06 Nov The Universal Declaration of Human Rights [and Duties]
Many people don’t realize how close the modern law of human rights came to becoming a law of human rights and human duties. The first article of the first draft of the Universal Declaration of Human Rights, prepared by former McGill law professor John Humphrey, first director of the UN Human Rights Division, stated: “Everyone owes a duty to his State and to the [international society] United Nations. He must accept his just share of responsibility for the performance of such social duties and the share of such common sacrifices as may contribute to the common good.” Latin American delegations pressed the negotiators to adopt a list of duties like those that they were simultaneously preparing to include in the American Declaration.
But the delegates charged with negotiating the Universal Declaration decided against listing duties, because they saw the danger that governments might rely on such duties to limit human rights in unpredictable, unacceptable ways. The American Declaration includes duties “to obey the law and other legitimate commands of the authorities of his country,” and “to render whatever civil and military service his country may require for its defense and preservation.” Which should prevail, in a conflict between such duties and human rights to expression, association, religion, and political participation? Listing duties along with rights could suggest that in case of conflict, they should simply be balanced against one another. The vertical duties owed by states to respect individuals’ rights could be offset by the converse vertical duties owed by individuals to states. If adopted, this approach would have hamstrung human rights law at its inception.
Of course, deciding not to list duties in the UDHR did not mean that individuals had no duties at all. The negotiators acknowledged in Article 29(1) that “Everyone has duties to the community . . . .” Nor did they take the absolutist view that every right must outweigh every duty. Instead, they focused on finding language that best expressed the idea that rights could be limited only by certain interests. Humphrey’s original draft had said that the exercise of rights is limited by the “just requirements of the State.” But the delegates decided that this language left too much discretion to the state to decide what those “just requirements” might be. Benigno Aquino, the Philippine representative, spoke for many in pointing out that since the definition of the requirements of a State “would lie with that State, it could . . . annul individual rights and freedoms contained in the Declaration.” Similarly, the Mexican representative emphasized that the effect of such language “would be to permit the State to impose such limitations as it pleased upon the rights and freedoms of the individual.” (The quotes are from Johannes Morsink’s The Universal Declaration of Human Rights: Origins, Drafting, and Intent (1999), the most complete history of the negotiation.)
The final language was adopted as Article 29(2): “In the exercise of his rights and freedoms, everyone shall be subject only to such restrictions as are determined by law solely for the purpose of securing due recognition and respect for the rights and freedoms of others and of meeting the just requirements of morality, public order and the general welfare in a democratic society.” This language turned out to be only a first, rough-draft effort to find the balance between human duties and human rights.
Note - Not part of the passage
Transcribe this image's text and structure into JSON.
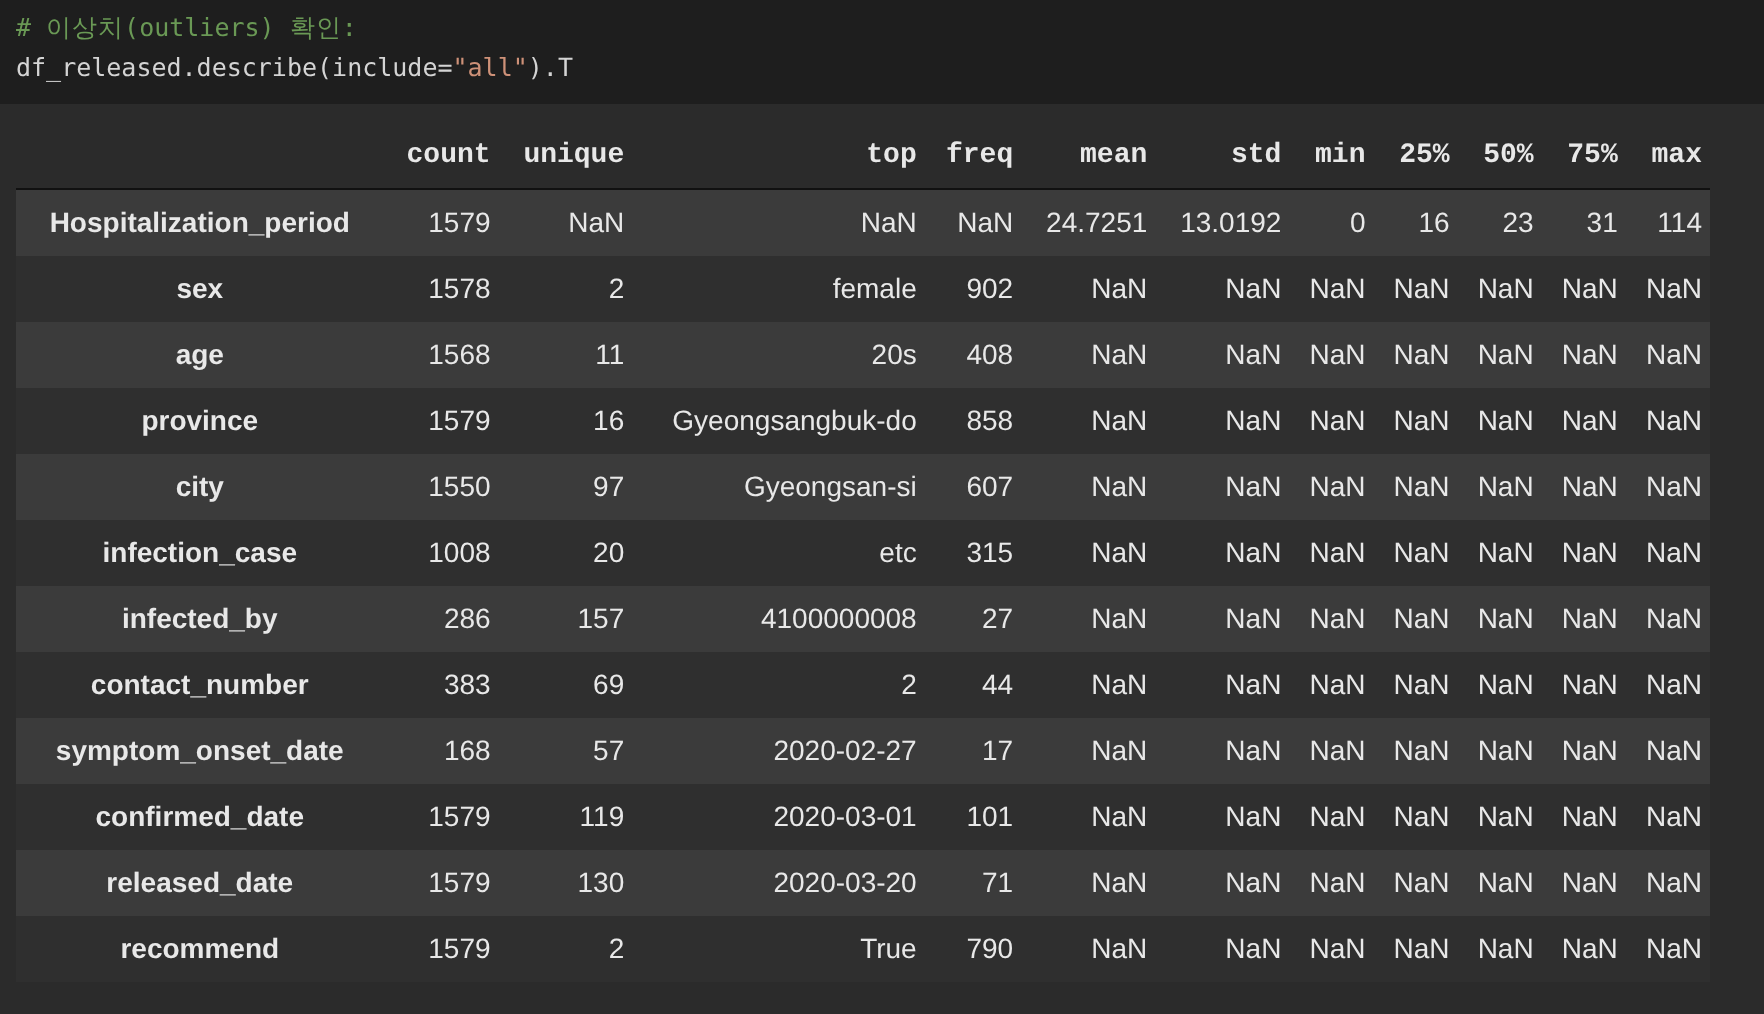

The negotiators and interpreters of later human rights agreements developed more specific solutions in the years that followed, making clear that some rights could not be limited at all and others could be limited only under certain conditions. The end-result is a careful balance between rights and duties.
Nevertheless, as I wrote yesterday, from time to time proposals are again made to include private duties to society in the body of human rights law. Some, like the InterAction Council’s Universal Declaration of Responsibilities, are from well-meaning people who don’t seem to understand how their proposals would disrupt existing human rights law. The more pernicious proposals are from those who intend to do just that. In the early 1990s, I was the U.S. representative to the negotiation of a declaration on human rights defenders and, along with the other delegates, spent much of my time fending off Cuban proposals to list human rights defenders’ duties, such as duties to obey the law. The Cuban delegate was one Miguel Alfonso Martínez, who was later appointed to be the special rapporteur on human responsibilities. In that position, he drafted a declaration on human social responsibilities, full of duties owed by individuals to their societies. The intent underlying the declaration is clearly to provide a counterbalance to all those annoying human rights. It has received little attention within academia, but from 2003 to 2005, it was the subject of a series of extremely close votes within the UN, in which the least democratic countries uniformly supported it while more democratic countries overwhelmingly opposed it. In the end, the good guys managed, barely, to drop it from the agenda of the Commission. To my knowledge, it has not been raised at the Human Rights Council, although it seems only a matter of time before it returns.
OK, you say, using human rights law to set out converse vertical duties owed by individuals to governments isn’t so great. But what about horizontal duties owed by one private actor to another? Shouldn’t multinational corporations, for example, be bound by human rights law? For that, tune in tomorrow.